Funding international crimes, as well as providing material supplies such as weapons in support of them, can be a form of complicity under international criminal law

The potential moral and legal responsibility of all those people for the crimes in Ukraine is a crucial, yet largely overlooked, issue. Historically, these are not altogether uncharted waters. As explored in an excellent book edited by Nina H B Jørgensen, funding international crimes, as well as providing material supplies such as weapons in support of them, can be a form of complicity under international criminal law. As some of the book’s chapters discuss, demonstrating that the funder knew their actions would assist the commission of a crime is likely to be the crucial hurdle, albeit one that can no doubt be satisfied in some circumstances. Conversely, ‘merely’ profiting from international crimes does not, in and of itself, trigger international criminal responsibility.

Way Forward

There may, therefore, be a disconnect between the moral and political assessment of war profiteers’ and, in some cases, funders’ role in Russia’s war in Ukraine and their legal responsibility. Some of them will no doubt be caught by existing rules, such as those who directly run private military companies that commit war crimes under their command. Others, such as those involved downstream in the theft and transfer of Ukrainian grain, may be left out.

For a complete legal assessment, one would need to study potential international crimes committed in Ukraine one by one – from murder to pillage, and beyond – and consider how financial involvement in them interacts with existing complicity rules. It would seem the need for such analysis is urgent, which is a task that governments and academics alike could usefully undertake.

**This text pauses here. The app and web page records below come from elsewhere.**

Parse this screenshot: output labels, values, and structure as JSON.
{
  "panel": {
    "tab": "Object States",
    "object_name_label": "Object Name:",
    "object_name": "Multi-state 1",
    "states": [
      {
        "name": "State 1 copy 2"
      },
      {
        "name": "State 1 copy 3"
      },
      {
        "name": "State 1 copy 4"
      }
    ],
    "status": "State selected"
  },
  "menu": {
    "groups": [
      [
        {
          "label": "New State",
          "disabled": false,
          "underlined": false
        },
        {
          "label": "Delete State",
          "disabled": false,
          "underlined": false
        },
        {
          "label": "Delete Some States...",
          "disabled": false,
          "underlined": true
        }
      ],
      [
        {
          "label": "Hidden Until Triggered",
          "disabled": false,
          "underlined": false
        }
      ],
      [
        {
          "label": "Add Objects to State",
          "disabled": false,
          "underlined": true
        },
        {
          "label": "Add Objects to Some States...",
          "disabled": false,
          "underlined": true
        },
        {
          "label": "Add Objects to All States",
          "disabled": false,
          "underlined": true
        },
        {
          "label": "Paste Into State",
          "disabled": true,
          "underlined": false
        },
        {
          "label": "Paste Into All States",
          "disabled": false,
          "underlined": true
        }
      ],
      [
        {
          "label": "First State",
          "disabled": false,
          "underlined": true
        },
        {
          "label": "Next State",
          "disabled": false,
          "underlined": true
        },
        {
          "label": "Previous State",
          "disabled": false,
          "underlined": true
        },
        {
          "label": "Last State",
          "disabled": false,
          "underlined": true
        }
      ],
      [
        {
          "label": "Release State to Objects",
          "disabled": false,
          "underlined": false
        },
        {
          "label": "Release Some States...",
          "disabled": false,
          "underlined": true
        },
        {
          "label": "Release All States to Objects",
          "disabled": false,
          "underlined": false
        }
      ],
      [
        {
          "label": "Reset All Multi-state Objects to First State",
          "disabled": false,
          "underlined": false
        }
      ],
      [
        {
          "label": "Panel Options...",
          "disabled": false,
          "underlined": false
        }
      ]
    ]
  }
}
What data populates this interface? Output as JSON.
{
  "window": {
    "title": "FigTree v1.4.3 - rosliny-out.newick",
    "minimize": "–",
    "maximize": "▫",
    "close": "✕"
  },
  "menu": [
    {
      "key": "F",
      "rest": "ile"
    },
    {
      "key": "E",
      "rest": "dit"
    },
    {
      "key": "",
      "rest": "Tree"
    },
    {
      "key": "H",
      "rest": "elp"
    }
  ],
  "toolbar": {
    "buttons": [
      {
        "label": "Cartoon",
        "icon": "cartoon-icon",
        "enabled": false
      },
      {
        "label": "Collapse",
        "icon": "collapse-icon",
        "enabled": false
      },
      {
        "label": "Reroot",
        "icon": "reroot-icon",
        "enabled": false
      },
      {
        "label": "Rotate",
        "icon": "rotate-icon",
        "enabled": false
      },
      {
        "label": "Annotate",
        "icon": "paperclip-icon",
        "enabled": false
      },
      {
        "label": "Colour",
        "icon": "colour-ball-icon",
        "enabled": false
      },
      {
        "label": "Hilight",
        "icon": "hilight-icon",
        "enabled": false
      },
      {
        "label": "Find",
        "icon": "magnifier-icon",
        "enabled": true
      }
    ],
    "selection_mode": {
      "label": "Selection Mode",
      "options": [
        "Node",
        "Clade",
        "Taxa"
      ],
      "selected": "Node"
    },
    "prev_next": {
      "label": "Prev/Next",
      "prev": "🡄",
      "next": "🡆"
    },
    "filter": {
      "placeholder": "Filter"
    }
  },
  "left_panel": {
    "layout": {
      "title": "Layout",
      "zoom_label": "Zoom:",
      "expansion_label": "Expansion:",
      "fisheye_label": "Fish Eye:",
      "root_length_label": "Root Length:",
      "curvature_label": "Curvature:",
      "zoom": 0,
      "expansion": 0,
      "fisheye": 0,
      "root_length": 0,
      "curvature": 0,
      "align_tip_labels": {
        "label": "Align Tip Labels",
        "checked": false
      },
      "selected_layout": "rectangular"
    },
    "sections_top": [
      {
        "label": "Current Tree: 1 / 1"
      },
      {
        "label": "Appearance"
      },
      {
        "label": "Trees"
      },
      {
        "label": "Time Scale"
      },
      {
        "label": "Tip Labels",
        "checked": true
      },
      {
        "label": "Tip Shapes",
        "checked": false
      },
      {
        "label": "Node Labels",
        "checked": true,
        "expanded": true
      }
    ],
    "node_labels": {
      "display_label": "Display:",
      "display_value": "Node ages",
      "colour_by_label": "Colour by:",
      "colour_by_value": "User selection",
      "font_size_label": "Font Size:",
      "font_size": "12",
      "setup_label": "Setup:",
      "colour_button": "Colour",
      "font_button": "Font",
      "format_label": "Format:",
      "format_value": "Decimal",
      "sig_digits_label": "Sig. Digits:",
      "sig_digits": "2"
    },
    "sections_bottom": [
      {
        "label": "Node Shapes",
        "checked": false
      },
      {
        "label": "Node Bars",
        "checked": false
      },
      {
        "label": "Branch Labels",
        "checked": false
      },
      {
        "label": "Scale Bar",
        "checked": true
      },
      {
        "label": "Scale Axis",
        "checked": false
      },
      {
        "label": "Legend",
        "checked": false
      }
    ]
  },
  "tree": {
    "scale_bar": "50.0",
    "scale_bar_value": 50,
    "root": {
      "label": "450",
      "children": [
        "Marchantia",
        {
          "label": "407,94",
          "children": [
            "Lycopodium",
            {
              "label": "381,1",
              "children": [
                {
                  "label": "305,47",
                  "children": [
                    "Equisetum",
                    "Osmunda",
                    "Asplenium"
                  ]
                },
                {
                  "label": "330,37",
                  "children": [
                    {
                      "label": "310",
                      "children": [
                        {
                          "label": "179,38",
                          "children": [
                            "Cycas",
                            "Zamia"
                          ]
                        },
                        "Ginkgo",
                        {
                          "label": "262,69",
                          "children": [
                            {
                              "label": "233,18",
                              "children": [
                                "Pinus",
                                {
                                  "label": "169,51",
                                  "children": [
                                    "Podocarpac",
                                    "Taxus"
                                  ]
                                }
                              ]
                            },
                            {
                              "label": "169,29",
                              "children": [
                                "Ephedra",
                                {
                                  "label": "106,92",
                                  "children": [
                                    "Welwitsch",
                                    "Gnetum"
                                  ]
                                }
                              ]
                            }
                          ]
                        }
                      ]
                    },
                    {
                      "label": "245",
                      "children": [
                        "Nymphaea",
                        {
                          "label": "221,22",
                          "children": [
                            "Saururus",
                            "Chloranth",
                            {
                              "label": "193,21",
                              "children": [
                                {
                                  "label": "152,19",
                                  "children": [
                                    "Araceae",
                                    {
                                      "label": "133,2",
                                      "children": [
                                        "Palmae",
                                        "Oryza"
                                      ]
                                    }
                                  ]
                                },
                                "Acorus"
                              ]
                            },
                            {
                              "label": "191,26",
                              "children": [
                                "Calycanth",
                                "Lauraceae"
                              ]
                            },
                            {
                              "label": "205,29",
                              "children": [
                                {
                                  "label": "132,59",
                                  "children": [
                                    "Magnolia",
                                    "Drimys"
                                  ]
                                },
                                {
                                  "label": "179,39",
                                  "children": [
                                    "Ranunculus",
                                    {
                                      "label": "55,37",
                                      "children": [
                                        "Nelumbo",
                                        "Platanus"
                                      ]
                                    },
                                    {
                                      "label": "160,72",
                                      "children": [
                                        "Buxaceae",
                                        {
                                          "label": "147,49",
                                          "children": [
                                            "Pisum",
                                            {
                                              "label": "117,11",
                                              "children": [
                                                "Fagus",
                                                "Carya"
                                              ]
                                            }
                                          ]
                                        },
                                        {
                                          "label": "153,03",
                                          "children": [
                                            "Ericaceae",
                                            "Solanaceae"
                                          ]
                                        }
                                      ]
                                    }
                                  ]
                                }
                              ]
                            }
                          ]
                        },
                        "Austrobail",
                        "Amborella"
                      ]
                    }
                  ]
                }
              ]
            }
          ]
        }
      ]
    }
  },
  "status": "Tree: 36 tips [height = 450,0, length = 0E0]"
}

If a bespoke Ukraine war crimes tribunal was established, particularly complex issues would arise. On the one hand, its statute could in principle provide for dedicated rules covering the funding of, or profiting from, international crimes committed in Ukraine. This would be consistent with the tribunal’s overarching objective to bring to accountability those with the greatest power over, and responsibility for, the war. On the other hand, in doing so, one would need to be careful to respect the fundamental legal principle that one cannot be liable for conduct that did not constitute a crime at the time it was committed. Overall, this is a matter that merits far greater prominence in the development of the emerging plans for bringing those responsible for Russia’s crimes to account.

The views expressed in this Commentary are the author’s, and do not represent those of RUSI or any other institution.

Have an idea for a Commentary you’d like to write for us? Send a short pitch to and we’ll get back to you if it fits into our research interests. Full guidelines for contributors can be found here.


Anton Moiseienko

Associate Fellow; Lecturer in Law, Australian National University

View profile


Explore our related content